Here is another post in which I try to disentangle some of the concepts that underpin today’s big data world. In this post I look at Python, which is an open source programming language commonly used for data manipulation in commercial Big Data operations.
Python is a programming language frequently used to create algorithms for sorting through and analysing the huge amounts of data collected by businesses and organisations around the world today.
In a nutshell I would say that there are three core strengths of Python which have contributed to its enthusiastic adoption by programmers working with Big Data, and they are:
Powerful libraries which mean it can easily be used to process very large, growing sets of data
Simple syntax and command set, meaning it is relatively easy to write code, and for that code to be understood by others
Strong support from users and the Open Source community, meaning it integrates very well with other open source platforms commonly used in Big Data ( Spark, Hadoop etc).
The software which allows us to create programs in Python is open source – meaning it is in the public domain and can be freely used by anyone. A big advantage of open source software is that anyone can modify it and create their own versions to do specific tasks – this is one of the main reasons that the concept of open source has been enthusiastically embraced by Big Data fans. It allows a great deal of flexibility. (See also Hadoop).
Python is a high level language – meaning that the code which the programmer types into to create the program is more like natural human language than code written to control machines. This not only makes things simpler for the programmer, it means others are more likely to understand the code if they want to use it themselves. The high-level, human-like code is converted into machine code which is understood by machines, through a piece of software known as an interpreter.
This means that programs written in Python can be run on any computer operating system which has an interpreter for it – which is pretty much all of the operating systems you are ever likely to come across! This means that code can be ported between projects and organisations even if the people running it are using completely different hardware (as is often the case in projects using open source technologies). Because of the huge amount of support it has from the open source community, it also has very good support for a large number of file and database formats, which it can directly read from and write to.
Aside from its ease of use and portability, one of the features which has made it particularly popular with developers working on Big Data projects is the powerful libraries available for it. These are mostly extensions to the functionality that can be created in programs written in the language, and many programmers have created powerful and versatile tools and algorithms specifically designed at manipulating the large amounts of data that come with Big Data initiatives.
Another feature is that it is great for creating scalable systems – in fact it is used for creating much of the back end, data-processing functions of Google, Youtube and Facebook. As well as constantly increasing in size, these services need to be constantly updating and adding to their functionality. With giant operations such as these, programmers need an environment where new code (features) can be integrated on-the-fly without disruption of the service to users. Python is ideal for this as it is designed for use in “agile” environments where new features need to be added on-the-fly, first in a limited way for testing, and then rolled out across the entire system.
So, that’s just a quick and basic overview of what Python is, and why it’s so popular with programmers working on data projects.

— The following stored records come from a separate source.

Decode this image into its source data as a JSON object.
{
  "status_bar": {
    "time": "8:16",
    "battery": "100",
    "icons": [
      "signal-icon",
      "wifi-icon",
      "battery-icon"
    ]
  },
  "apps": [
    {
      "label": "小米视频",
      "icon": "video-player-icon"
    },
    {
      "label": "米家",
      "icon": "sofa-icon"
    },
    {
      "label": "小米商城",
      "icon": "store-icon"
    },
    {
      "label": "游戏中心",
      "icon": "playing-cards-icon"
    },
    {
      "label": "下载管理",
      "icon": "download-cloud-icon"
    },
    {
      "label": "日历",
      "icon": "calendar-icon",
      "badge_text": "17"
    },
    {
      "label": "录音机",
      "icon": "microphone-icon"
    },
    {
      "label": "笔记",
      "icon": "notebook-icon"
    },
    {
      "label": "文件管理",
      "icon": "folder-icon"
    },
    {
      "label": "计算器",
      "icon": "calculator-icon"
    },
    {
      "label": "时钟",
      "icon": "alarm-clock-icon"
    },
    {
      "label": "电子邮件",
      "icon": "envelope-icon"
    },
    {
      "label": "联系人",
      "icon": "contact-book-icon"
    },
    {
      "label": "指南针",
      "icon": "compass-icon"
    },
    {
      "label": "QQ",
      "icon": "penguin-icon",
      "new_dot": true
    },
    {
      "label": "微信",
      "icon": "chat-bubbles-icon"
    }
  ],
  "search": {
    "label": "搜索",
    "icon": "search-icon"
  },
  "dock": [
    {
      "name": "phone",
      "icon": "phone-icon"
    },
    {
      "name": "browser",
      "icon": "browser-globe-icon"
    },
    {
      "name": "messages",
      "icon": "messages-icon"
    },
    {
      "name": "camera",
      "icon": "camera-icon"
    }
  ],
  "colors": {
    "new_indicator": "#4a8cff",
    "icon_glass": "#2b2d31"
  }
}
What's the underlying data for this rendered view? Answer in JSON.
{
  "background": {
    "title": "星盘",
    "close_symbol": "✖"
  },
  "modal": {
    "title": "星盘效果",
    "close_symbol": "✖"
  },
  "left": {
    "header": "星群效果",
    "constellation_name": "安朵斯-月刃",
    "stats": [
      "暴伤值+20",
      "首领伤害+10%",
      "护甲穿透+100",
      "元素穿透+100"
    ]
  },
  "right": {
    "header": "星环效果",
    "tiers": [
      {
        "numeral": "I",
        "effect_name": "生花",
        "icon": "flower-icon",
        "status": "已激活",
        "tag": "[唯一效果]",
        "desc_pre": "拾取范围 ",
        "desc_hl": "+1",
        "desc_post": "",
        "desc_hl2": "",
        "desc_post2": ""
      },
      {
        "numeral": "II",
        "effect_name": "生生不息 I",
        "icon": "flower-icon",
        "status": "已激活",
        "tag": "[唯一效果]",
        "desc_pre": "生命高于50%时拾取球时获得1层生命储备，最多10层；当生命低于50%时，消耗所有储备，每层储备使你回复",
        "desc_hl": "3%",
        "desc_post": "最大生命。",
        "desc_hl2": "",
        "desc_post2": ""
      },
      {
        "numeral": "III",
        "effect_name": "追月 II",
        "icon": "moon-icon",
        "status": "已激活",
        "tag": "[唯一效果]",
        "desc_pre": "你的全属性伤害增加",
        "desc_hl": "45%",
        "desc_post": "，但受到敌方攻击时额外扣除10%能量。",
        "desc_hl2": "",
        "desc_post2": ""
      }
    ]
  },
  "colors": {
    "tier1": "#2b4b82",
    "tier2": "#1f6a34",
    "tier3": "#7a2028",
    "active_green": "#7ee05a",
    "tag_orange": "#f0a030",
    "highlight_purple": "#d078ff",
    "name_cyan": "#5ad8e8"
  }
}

If you want to learn more, there are a lot of resources online, and a good place to start is Python.org (mainly written for programmers or people with some knowledge of programming conventions). If you want to learn how to use Python, there are plenty of great, free resources too, such as Code Academy and Coursera.